Traveling solo doesn’t mean you have to travel in solitude. But if you believe that bars and hostels are your only options for making friends abroad — and you’re not into the bar scene, and would prefer more comfortable accommodations than a hostel — you’ll find yourself pretty limited. To make solid connections, and maybe get a few good stories out of it, you’ll have to think outside the box. Here are seven ways to make friends while traveling solo, sans hostel bunkmates and crazy bar scenes.
Since group tours, hikes, volunteer projects, etc. connect people through a shared interest, it can be a great way to meet people. Many of your group mates might be there in couples, or with friends, but that doesn’t exclude you from speaking to them, and learning what you have in common. Whether it’s a multi-day group hike to Machu Picchu, a tour of Edinburgh Castle, or a free city walking tour, there are plenty of options to suit every interest.

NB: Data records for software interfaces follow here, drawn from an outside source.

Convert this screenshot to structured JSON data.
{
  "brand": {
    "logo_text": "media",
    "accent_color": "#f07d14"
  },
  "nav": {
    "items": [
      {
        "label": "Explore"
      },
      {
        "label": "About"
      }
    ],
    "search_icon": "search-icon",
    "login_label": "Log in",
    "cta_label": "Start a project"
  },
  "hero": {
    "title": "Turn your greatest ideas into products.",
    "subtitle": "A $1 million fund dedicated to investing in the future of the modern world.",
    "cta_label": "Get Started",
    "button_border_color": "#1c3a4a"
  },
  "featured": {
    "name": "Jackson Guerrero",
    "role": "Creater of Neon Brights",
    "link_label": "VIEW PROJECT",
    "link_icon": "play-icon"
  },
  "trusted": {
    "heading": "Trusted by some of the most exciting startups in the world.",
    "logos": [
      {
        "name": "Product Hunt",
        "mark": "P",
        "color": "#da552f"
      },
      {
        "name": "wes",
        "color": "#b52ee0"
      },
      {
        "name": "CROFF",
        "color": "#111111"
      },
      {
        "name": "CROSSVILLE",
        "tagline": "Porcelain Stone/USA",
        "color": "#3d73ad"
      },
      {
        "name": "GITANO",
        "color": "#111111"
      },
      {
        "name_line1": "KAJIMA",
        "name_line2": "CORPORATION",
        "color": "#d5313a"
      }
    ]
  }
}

On my first day studying abroad in Edinburgh, I took a tour of the Edinburgh dungeons, where I met a fellow student who was also on the tour solo. It turned out that he lived in my building, just one floor below me; we stayed friends the rest of the year.
You don’t have to get drunk and go to the bar to find international romance. Tinder might be the most convenient way to meet someone abroad, especially if you’re not looking strictly for friendship. It’s always advisable to exercise caution when you meet someone online, so be sure to meet in a public place first, or plan to do a fun activity together.
Thanks to Tinder, my friends and I once got a free tour of Quebec City, and been shown the ins and outs of the nightlife scene in Sofia, Bulgaria. Locals are often eager to meet new people and show them around the city they call home.
This one requires a bit of luck. Usually, people in Ubers are just trying to get to their destination, and don’t want to make best friends with their ride mate. But if you’re using Uberpool, a function that allows you to share the ride with a stranger for a cheaper rate, you might find yourself sitting next to someone interesting, who will probably be going to a destination near yours.
Free public events
Free public events, like crafts fairs or farmers markets, can be a great place to meet other travelers. Because these events are free, there’s a ton of foot traffic from both tourists and locals alike — a good opportunity to connect with people over common interests.
In Geneva, I stumbled upon a medieval crafts fair and reenactment in one of the city’s parks. It was pretty easy to find something to talk about with others who had also wandered into the park while watching the make-believe jousts and the archery contest.
While this may sound counterintuitive because most people in airports are usually going somewhere you’re not, it’s actually one of the best places you’ll ever find for meeting new people. Logistically, it’s perfect. It has people from all over the world, often waiting for hours for their flights, bored, with very little to pass the time. If you look at it from a social perspective, airports are basically bars without the sloppiness. Obviously, some people just want to be left alone or are really into their audiobook, but most — once they get over the shock of someone actually speaking to them in an airport — would rather pass the time talking to a fun stranger than trying in vain to nap.
Play the dumb foreigner card
This doesn’t mean that you should act stupid and culturally insensitive. It means that you should not be afraid to approach someone who looks local and say, “hey, I just got here today and I could use some advice. Any good restaurant, park, sightseeing, etc. recommendations?” Most locals will be more than happy to help, and may even invite you to pull up a chair and join them.
In Malta, I was sitting at a cafe and asked a few local students for a restaurant recommendation for me and my friends. That question turned into me following this group of students around St. Julian’s, trying various Maltese snack foods that they insisted were essential to my visit.
While this might sound a little suspect, especially if you’re not a big gambler, it really is effective. Nothing brings people together like losing money. Everyone at a casino is there for the same reason, which creates a natural sense of community. Whether it’s commiserating over your losses with your neighbors at a blackjack table or sharing the jubilation of winning with others at a craps table, gambling can be a great bonding experience.
At a roulette table in Monte Carlo, I met another American who happened to be traveling by himself. I was there with a friend, and the three of us shared the highs and lows of the table for a few hours before parting ways. The guy ended up joining us at the bar the following night, and we’re still in touch.